**Your instructions**
In the listing below, find every line with the string "true" and pull it out.
============
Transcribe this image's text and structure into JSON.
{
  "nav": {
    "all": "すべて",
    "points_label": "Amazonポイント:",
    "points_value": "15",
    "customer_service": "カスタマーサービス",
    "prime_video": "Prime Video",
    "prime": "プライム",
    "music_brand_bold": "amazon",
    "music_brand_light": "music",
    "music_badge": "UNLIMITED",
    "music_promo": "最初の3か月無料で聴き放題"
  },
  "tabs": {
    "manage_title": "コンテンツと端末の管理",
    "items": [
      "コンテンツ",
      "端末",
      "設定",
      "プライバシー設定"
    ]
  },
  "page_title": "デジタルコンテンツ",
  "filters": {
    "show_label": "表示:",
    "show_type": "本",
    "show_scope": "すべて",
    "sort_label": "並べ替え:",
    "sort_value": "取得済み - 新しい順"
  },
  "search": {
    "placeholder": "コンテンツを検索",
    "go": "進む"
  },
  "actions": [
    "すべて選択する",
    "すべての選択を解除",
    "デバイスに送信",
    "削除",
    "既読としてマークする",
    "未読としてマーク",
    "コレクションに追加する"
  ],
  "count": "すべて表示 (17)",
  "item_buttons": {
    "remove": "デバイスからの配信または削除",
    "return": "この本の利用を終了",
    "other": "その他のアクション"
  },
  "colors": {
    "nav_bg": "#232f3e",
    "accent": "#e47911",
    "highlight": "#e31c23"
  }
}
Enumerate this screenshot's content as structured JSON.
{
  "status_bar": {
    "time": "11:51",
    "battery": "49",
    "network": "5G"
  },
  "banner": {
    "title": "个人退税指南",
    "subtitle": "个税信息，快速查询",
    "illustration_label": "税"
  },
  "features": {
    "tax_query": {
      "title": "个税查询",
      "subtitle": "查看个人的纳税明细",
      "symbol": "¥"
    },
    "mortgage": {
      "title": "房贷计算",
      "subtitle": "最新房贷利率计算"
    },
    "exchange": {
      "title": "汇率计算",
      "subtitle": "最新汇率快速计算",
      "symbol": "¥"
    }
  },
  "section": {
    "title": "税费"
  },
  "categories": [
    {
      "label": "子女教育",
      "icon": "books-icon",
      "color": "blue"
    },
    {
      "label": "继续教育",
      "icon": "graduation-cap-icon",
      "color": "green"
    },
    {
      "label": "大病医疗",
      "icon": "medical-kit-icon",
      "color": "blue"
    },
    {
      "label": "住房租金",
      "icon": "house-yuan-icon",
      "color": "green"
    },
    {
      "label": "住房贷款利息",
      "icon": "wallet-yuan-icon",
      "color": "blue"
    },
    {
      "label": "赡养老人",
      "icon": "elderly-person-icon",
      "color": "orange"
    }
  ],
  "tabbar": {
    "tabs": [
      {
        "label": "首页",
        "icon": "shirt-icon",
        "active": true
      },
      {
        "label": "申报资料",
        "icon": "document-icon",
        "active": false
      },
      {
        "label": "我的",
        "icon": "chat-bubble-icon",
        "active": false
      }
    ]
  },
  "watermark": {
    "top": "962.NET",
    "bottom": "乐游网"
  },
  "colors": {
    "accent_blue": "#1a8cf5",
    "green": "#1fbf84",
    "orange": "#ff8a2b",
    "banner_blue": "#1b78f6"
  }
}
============
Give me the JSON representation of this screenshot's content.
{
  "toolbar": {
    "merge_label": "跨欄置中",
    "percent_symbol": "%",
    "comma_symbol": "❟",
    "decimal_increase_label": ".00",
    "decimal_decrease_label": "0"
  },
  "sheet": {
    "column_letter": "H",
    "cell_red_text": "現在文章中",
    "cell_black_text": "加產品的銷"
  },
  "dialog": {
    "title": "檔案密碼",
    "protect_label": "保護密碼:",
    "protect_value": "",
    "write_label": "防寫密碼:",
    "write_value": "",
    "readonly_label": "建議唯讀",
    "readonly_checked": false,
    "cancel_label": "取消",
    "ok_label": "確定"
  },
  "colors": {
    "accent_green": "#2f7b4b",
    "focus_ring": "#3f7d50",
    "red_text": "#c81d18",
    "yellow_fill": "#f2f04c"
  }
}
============
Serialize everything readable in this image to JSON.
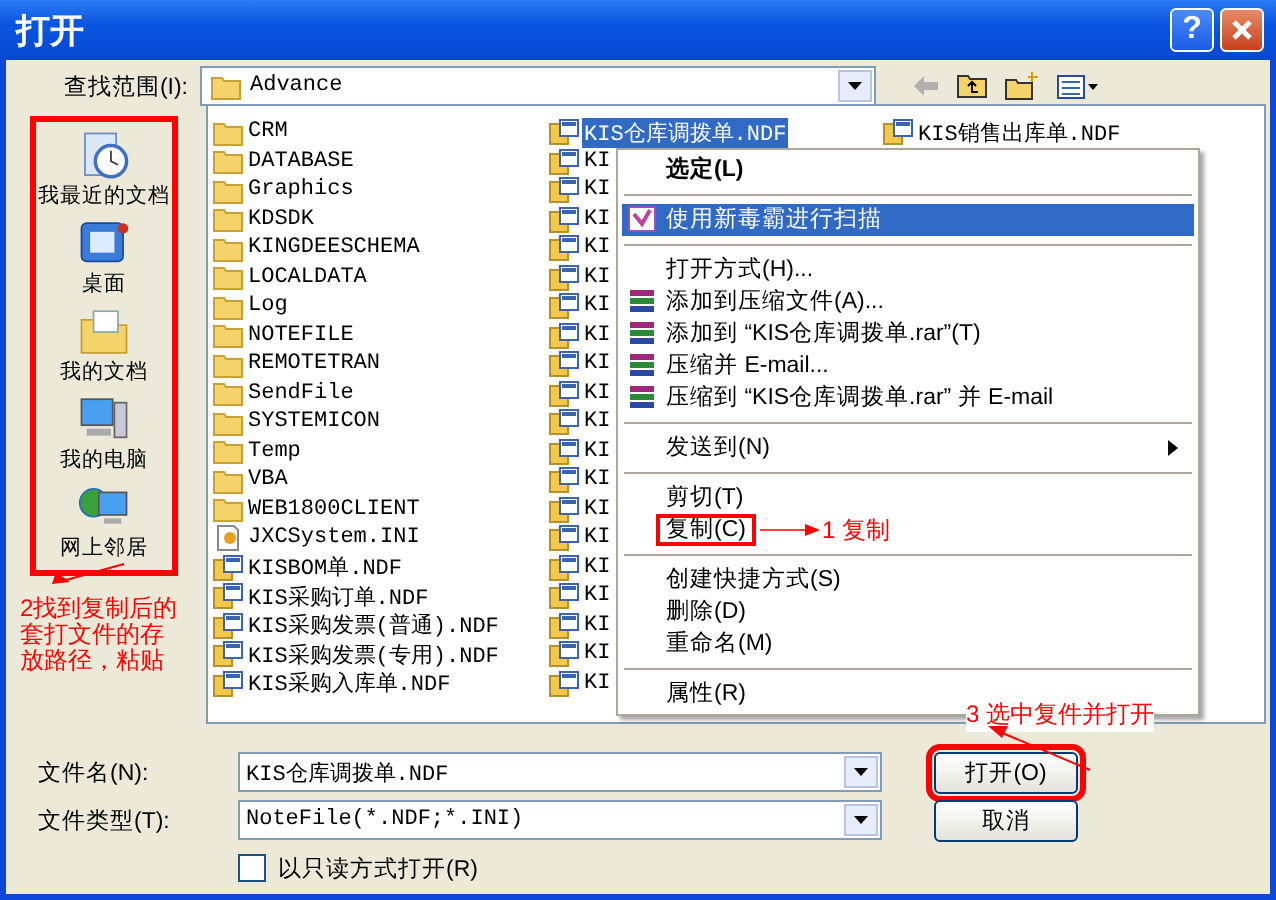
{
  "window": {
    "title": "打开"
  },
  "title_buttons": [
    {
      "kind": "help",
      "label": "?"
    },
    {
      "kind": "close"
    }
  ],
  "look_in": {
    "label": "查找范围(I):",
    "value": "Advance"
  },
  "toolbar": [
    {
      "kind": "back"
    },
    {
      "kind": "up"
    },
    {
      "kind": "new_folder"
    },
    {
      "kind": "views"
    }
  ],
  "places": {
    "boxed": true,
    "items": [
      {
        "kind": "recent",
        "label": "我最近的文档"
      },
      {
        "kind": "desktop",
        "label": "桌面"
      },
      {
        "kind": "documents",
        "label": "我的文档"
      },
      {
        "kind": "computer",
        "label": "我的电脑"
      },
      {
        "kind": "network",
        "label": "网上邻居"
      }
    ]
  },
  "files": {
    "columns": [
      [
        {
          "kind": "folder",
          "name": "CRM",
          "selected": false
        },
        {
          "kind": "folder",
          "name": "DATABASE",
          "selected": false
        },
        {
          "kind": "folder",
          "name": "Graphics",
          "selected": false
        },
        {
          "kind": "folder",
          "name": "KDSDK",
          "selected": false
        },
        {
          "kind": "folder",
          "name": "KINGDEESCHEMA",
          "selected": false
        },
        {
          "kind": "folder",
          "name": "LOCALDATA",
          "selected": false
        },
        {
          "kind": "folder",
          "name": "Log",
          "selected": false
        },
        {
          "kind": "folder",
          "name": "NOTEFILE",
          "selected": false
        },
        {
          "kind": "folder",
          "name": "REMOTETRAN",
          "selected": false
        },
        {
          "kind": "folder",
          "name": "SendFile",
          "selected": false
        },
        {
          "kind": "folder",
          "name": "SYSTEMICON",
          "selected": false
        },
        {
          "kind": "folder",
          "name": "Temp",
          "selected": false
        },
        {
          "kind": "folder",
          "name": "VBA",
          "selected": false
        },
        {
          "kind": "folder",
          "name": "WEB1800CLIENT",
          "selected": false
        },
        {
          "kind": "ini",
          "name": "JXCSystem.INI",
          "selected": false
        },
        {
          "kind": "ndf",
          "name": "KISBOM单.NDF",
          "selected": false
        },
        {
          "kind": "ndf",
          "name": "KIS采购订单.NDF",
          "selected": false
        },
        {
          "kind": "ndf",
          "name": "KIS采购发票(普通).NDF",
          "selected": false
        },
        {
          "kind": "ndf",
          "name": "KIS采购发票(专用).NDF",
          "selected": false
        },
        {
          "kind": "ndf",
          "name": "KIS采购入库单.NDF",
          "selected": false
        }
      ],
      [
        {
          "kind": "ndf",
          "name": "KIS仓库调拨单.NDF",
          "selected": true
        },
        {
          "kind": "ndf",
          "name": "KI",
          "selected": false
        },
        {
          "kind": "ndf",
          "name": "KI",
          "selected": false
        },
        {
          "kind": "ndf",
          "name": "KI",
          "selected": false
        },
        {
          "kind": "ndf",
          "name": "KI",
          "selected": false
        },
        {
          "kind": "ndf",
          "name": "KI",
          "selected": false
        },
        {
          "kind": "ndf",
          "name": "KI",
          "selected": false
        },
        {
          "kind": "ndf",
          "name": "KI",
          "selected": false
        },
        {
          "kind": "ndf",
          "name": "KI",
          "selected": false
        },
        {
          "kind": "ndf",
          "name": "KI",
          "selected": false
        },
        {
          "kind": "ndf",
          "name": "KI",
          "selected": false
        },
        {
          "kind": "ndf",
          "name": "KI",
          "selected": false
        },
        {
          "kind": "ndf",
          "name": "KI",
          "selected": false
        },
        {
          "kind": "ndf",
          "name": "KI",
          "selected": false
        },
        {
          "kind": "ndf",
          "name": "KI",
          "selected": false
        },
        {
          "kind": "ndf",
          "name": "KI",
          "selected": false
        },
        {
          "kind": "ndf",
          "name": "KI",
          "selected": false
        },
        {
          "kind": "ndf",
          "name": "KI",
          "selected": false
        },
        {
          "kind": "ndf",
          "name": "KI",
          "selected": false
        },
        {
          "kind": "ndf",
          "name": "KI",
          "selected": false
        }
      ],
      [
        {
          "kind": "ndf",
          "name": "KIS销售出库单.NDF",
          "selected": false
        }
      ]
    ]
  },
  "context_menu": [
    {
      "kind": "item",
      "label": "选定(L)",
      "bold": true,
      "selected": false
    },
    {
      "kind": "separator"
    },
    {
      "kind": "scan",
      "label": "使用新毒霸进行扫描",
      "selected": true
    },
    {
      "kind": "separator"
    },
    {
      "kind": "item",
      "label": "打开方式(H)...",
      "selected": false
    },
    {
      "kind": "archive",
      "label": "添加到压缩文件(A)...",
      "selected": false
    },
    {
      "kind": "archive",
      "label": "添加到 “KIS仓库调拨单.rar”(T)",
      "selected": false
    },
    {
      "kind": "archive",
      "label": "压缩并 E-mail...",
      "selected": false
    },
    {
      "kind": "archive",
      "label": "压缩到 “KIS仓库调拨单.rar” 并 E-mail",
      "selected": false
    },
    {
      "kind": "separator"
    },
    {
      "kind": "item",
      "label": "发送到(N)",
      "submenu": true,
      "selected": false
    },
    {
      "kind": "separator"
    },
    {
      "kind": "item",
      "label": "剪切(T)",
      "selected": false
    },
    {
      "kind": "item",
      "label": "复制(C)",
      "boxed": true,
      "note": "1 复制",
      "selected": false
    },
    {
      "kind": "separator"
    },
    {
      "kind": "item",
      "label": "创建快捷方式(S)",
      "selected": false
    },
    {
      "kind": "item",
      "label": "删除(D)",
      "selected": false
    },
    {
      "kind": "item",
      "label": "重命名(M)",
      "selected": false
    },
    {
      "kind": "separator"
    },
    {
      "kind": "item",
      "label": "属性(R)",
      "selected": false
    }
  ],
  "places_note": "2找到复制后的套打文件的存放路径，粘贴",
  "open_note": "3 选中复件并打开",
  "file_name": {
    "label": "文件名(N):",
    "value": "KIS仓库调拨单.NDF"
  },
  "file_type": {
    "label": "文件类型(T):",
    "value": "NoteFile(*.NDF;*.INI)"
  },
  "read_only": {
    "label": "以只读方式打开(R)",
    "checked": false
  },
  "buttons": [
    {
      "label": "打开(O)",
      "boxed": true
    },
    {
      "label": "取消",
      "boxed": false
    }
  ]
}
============
**Result for this exercise**
        "active": true
    "boxed": true,
          "selected": true
      "bold": true,
      "selected": true
      "submenu": true,
      "boxed": true,
      "boxed": true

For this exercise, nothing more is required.